- Trade deficits are normal, says former Fed official Alan Blinder.
- "The fact that we don’t save enough compared to what we invest means we have to have this big deficit with the rest of the world," says Blinder, a professor of economics at Princeton University.
- Meanwhile, President Trump has said the U.S. is "losing" money by way of trade deficits.
Former Fed official Alan Blinder told CNBC that bilateral deficits are "inevitable in trade." He said multilateral trade deficits are a better indicator of global trade activity.
"We should never focus on bilateral trade deficits or surpluses," Blinder, the former vice chairman of the Board of Governors of the Federal Reserve System under President Bill Clinton, said on "Power Lunch" on Monday.
"The fact that we don’t save enough compared to what we invest means we have to have this big deficit with the rest of the world," Blinder said. "America is investing — that’s good. Much more than it's saving — that's not so good."
As a result, Blinders said, "We have to run trade deficits with the rest of the world."
Still, President Donald Trump has said that the presence of a trade deficit means other countries are "stealing" from the U.S. Last month, Trump went after Canada by way of Twitter, saying, "Fair Trade is now to be called Fool Trade if it is not reciprocal. According to a Canada release, they make almost 100 billion Dollars in Trade with U.S."
Trump has said the tariffs are an effort to fix what he deemed unfair trading practices. Most recently, duties were imposed on $34 billion worth of Chinese goods. Beijing immediately imposed tariffs of its own.

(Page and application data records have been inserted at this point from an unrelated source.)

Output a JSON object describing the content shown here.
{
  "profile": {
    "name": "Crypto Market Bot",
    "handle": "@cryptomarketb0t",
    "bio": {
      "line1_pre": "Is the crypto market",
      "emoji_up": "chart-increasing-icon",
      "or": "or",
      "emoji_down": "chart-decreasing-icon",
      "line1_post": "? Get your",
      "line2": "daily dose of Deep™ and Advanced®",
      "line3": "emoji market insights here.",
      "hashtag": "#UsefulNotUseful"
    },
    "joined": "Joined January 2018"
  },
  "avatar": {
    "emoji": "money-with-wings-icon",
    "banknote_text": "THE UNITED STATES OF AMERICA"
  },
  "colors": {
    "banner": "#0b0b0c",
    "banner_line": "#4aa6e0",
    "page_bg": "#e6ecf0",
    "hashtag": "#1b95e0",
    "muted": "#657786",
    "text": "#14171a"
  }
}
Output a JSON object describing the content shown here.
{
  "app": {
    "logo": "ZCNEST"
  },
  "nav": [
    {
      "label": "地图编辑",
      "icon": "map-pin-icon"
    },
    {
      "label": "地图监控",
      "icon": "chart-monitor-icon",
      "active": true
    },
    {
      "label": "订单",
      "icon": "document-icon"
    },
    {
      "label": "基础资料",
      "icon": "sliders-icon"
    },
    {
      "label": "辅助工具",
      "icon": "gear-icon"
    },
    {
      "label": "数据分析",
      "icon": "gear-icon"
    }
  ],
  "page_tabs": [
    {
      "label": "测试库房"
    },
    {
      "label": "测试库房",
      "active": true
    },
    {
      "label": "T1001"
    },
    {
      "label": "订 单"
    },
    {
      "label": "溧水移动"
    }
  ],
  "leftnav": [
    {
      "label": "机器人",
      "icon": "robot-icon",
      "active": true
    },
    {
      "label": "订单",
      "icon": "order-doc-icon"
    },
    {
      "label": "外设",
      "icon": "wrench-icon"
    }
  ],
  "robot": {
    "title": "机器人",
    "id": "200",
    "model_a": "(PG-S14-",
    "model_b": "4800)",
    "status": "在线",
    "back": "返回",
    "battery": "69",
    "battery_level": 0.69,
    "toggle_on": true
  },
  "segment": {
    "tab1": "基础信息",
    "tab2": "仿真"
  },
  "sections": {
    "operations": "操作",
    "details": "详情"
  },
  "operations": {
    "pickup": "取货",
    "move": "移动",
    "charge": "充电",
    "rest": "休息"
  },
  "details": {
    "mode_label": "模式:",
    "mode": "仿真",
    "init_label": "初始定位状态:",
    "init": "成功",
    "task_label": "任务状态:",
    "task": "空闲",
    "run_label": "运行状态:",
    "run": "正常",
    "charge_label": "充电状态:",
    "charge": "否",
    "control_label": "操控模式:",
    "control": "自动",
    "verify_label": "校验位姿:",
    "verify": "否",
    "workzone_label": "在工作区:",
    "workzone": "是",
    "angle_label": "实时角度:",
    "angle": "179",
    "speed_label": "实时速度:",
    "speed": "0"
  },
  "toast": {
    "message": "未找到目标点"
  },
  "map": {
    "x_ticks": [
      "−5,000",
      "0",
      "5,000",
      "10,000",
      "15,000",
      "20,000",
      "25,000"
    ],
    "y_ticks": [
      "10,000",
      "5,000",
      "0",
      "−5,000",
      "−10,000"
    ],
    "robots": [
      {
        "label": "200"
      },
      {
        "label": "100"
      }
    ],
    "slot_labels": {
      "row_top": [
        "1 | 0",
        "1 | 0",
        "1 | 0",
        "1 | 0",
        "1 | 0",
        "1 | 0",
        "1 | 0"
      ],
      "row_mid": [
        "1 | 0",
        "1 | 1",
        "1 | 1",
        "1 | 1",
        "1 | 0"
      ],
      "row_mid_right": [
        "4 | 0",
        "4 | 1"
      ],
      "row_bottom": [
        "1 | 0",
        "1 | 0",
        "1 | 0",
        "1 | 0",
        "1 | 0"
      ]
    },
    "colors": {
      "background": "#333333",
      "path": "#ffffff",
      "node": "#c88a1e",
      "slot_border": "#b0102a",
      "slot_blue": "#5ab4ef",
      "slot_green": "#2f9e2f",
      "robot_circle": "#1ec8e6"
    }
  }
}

According to the president, the trade deficit is as much as $800 billion, money that the U.S. is "losing." The Commerce Department reported a 2017 total trade deficit closer to $553 billion.
But Blinder, a professor of economics at Princeton University, said that's not how trade deficits work and that they benefit all countries involved.
Blinder said it is a trade war. "But not every war is World War II," he said.
"If it stops where it is today — which doesn't seem likely, by the way," Blinder said. "But if it stops where it is today, we'll call this a very small trade war, skirmish or whatever. The danger is that it blossoms into something a lot larger."